Tourism Congress of the Philippines President Jojo Clemente on Thursday said businesses are ready to help the government clean up Boracay without closing down their establishments.

He warned some 36,000 people may lose their jobs if Boracay is declared off-limits.

"Mr. President, if possible, we would like to sit down with you just to present our side. We are respectfully requesting that you reconsider and the inter-agency may reconsider the plan of the improvement of Boracay," Clemente said in a media briefing.

Clemente said they are still waiting for government's specific plans on Boracay even after a dialogue with Tourism Secretary Wanda Teo earlier this week.

He said they're still clueless whether it would be a total shutdown or partial closure of the island.

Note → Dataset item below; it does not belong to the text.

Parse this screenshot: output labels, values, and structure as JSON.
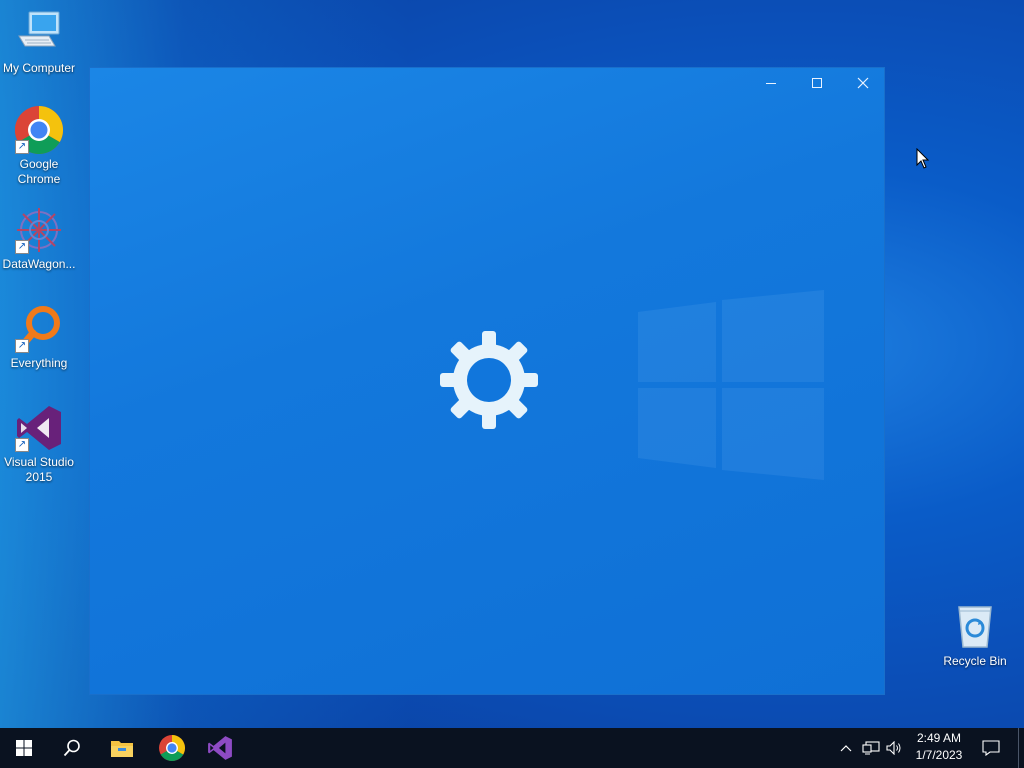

"The actual timeline as we were informed was no later than March 26, the President will declare a state of calamity for Boracay and 30 days hence, they will implement the closure. What that closure means, we're not yet sure," he said.

The Environment, Tourism and Interior departments has recommended the total closure of Boracay after assessing the island's condition. Duterte has yet to issue orders, but he earlier said he will support whatever recommendation will be made by Interior Undersecretary and Officer-in-Charge Eduardo Año regarding the island. The President said Año told him it might take about six months to rehabilitate the island.

Speaking to CNN Philippines on Thursday, Interior Undersecretary Epimacio Densing said the inter-agency council formed to rehabilitate Boracay will recommend the closure of the island ‪on April 26.‬ 

The closure may last for as long as six months, he said.

However, he said it would only prohibit foreign and local tourists in the island — not shut down businesses with permits. Businesses can also continue to stay open for renovation or rehabilitation during the timeframe.

"We're looking at the people who will be losing their jobs or losing their earnings. That's why we're coordinating with other agencies, specifically DOLE (Department of Labor and Employment), TESDA (Technical Education and Skills Development Authority), DSWD (Department of Social Welfare and Development), and the DTI (Department of Trade and Industry) to provide us the loan assistance and the assistance to be given to these people who will be losing earnings,” he said.

If the government proceeds with a total closure, Clemente hopes this will happen in 2019 as foreign and local tourists have already booked their trips until the end of the year.

For now, he said business establishments are willing to clean their areas and make sure others comply with environmental laws as well.

"On the side of tour operators, let us just finish our bookings one year forward and we can stop selling already by tomorrow," Clemente said.

Stakeholders also said they want to revive Boracay's natural features but they want to partner with government in doing this instead of just waiting for the shutdown to take its course.